Senior Environmental Accountants often have enhanced job responsibilities that include managing human resources, budgeting, strategy and team collaboration. Such responsibilities often include:

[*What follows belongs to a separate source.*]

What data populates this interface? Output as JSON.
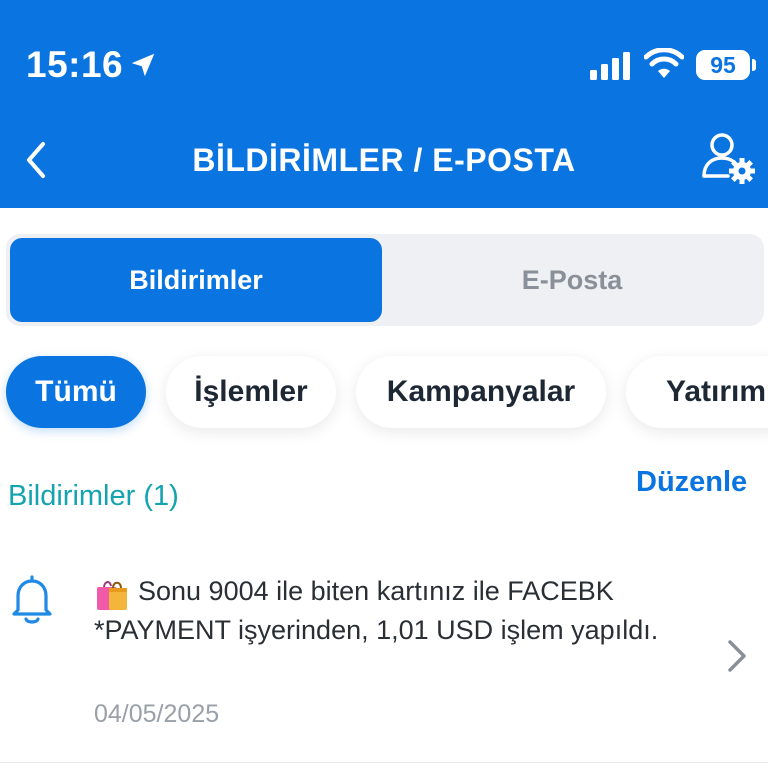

  • Source and oversee data analysis from literature reviews, research, imagery, and computer model predictive data
  • Intuit issues to formulate a reasonable value for present actions; lead team accordingly
  • Note and analyze ecological and financial trends and cycles; prepare and enact ‘best practice' rubric to use in various scenarios
  • Oversee the creation of hypotheses or ‘possible futures', from most to least conservative; use intuition and accounting principles to assign value and evaluate likelihood
  • Provide information to external stakeholders on financial performance
  • Consult with investors, lenders, and other potential stakeholders
  • Prepare reports and perform accounting services
  • Assess and assign financial value to a company's tasks, strategies, and past and future impacts/profits
  • Provide consultation to agencies, professionals, or researchers
  • Establishing valid and efficient workgroup protocols for a positive and challenging work environment
  • Provide mentoring to junior team members

What Is the Job Demand for Environmental Accountants?

Accountants as a whole held 1,275,000 jobs in 2012. The U.S. Bureau of Labor Statistics (BLS) projects that accounting jobs will grow at a rate of 8-14%, which is as fast as average job growth overall. This growth will add 544,200 jobs by 2022. As focus on environmental degradation and sustainability grows, positions for environmental accountants in particular will likely grow along with it.

What Do Environmental Accountants Study?

Most accounting jobs require at least a bachelor's degree in accounting. Some positions require a master's degree. A few schools offer programs in environmental accounting specifically, particularly at the graduate level.

Related Degree Options for Environmental Accountants

Environmental Accounting Certification

Any accountant filing a report with the U.S. Securities and Exchange Commission must be certified as a Certified Public Accountant (CPA). Many other accountants pursue certification to enhance their credentials, gain more clients, or improve their opportunities for advancement.

CPAs are licensed by their state's Board of Accountancy. In most states, certification involves a minimum of a bachelor's degree, passing a national exam, and showing relevant work experience. Most states require CPAs to participate in professional development to keep their licenses.

An environmental accountant can also become a Certified Professional Environmental Auditor (CPEA) through the Board of Environmental, Health and Safety Auditors Certifications. A certification specialty in environmental compliance is available. This certification is recognized by EPA and the Department of Energy. Like CPA certification, CPEA certification requires a bachelor's degree, passing an exam, and demonstrating relevant work experience.

What Kind of Societies and Professional Organizations Do Environmental Accountants Have?

  • The American Institute of CPAs is a preeminent professional association for accountants. It hosts a portal on Sustainability Accounting and Reporting on its website.